June 11, 2012
The Final Blessing
Their sins and iniquities will I remember no more
The New Covenant is the last in the order of covenants which God has made with Israel. As believers, we come into the good of the blessings of the new covenant, giving witness to it as we each partake from the cup each Lord’s day morning: “This cup is the new covenant in my blood” (Luke 22:20).
The glory of this covenant lies in the fact that it will be eternal and never pass away, that it addresses the fatal flaw in the nature of men – hearts will be changed, and it secures blessing for us in a unilateral, unconditional manner.

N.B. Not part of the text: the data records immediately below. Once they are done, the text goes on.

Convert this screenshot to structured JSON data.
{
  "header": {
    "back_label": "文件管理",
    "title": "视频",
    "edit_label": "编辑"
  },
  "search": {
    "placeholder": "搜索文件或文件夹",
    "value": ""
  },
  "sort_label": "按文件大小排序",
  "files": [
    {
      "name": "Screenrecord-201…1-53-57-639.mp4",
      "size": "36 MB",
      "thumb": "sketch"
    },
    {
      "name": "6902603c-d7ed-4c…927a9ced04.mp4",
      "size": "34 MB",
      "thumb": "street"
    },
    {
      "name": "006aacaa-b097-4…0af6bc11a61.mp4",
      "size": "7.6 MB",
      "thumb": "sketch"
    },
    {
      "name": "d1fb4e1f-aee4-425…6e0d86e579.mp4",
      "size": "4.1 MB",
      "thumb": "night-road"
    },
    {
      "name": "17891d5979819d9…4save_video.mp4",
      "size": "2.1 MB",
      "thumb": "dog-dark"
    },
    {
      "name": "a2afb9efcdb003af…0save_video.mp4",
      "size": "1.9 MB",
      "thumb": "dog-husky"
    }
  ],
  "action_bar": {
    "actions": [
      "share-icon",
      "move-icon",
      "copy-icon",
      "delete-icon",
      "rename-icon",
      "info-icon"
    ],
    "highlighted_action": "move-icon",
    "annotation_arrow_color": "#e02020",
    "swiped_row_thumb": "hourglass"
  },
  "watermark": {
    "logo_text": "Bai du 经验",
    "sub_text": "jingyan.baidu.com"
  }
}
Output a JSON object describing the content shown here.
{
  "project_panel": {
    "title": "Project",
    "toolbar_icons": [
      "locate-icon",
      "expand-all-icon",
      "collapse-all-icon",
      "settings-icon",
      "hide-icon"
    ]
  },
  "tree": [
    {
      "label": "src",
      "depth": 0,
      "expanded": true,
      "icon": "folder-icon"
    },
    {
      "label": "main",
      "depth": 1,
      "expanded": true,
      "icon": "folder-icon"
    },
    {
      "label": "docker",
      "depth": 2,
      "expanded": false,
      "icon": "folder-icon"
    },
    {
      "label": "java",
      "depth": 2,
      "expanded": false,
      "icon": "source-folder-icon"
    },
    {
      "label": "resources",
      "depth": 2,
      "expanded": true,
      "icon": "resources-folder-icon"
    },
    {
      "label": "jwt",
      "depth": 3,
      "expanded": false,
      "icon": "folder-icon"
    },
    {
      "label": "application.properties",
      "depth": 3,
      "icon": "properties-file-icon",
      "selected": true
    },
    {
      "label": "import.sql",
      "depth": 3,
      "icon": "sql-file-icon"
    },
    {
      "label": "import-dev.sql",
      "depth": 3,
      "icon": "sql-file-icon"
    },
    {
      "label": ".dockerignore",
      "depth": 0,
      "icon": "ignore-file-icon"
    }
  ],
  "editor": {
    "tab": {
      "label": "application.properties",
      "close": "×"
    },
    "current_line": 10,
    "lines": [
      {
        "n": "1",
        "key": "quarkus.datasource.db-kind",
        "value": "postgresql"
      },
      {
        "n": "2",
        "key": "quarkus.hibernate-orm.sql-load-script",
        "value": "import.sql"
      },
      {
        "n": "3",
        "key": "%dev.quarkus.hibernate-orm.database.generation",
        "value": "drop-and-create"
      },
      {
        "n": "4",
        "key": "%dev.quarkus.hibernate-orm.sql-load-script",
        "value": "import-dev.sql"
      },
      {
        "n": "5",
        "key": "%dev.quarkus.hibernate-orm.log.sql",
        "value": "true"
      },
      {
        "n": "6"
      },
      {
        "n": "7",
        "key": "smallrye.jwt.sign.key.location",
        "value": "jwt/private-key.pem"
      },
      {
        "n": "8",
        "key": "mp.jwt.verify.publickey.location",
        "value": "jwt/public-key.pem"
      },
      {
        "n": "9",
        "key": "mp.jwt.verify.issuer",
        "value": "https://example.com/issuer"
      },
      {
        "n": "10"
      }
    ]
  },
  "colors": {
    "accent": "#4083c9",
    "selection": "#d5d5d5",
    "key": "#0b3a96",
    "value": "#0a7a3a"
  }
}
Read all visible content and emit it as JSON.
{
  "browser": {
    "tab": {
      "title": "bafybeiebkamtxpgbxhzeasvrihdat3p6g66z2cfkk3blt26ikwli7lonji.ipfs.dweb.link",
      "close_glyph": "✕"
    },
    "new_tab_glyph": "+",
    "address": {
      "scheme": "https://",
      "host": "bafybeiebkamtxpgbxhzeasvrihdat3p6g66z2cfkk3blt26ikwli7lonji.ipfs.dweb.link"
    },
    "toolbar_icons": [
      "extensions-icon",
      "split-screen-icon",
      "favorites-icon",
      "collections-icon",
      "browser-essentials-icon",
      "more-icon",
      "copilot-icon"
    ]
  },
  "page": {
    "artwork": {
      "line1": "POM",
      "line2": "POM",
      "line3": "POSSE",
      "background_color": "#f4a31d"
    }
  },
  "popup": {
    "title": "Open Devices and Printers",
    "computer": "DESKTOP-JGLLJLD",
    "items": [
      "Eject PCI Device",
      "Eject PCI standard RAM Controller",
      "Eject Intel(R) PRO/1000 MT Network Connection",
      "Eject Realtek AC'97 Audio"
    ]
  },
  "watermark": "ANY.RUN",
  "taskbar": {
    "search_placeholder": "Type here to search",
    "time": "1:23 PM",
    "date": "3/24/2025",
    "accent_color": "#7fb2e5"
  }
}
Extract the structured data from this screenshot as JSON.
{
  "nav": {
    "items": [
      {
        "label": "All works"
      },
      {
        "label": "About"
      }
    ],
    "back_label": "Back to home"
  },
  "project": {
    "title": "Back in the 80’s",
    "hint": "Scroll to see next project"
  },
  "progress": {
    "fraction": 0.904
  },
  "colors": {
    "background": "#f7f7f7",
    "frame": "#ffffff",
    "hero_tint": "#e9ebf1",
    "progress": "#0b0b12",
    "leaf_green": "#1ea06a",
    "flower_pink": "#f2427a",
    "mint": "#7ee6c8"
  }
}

What may at first seem surprising is that when we come to the blessings enumerated in Hebrews 10, we find that first, God is going to put the law into hearts; and then, He will write it on the mind. Lastly, He promises: “Their sins and iniquities will I remember no more.”
We think of the forgiveness of sins as a starting point, the initial issue to be dealt with at conversion. Yet God places it at the end of His list of blessings. Why does God place the assurance of forgiveness at the end?
We can’t be dogmatic, but doesn’t it suggest that God is giving assurance that nothing will ever interrupt the enjoyment of this covenant? God will be faithful to His Noahic, Abrahamic, and Davidic covenants. But sin did interrupt the enjoyment of the land, and the descendants to the throne. But this covenant will never know an interruption in blessing for those who are in the good of its promises.
The new covenant will address the heart and mind of men – the will, the intellect, and the emotions will all be brought under the control of the regenerating power of the Spirit of God. But its absolute guarantee of unhindered enjoyment is perhaps its crowning glory. And all is because of the one perfect sacrifice of Him Who willingly took the cup His Father had given Him.
In Hebrews 6:10 we are told that God is not unrighteous to forget. Here we are told that God will not remember. How do these two statements actually set the stage for chapter 11?
Notice the change in wording from Hebrews 8:10? Can you suggest a reason why in chapter 10 the law is in their hearts, while in chapter 8 it is put in the mind?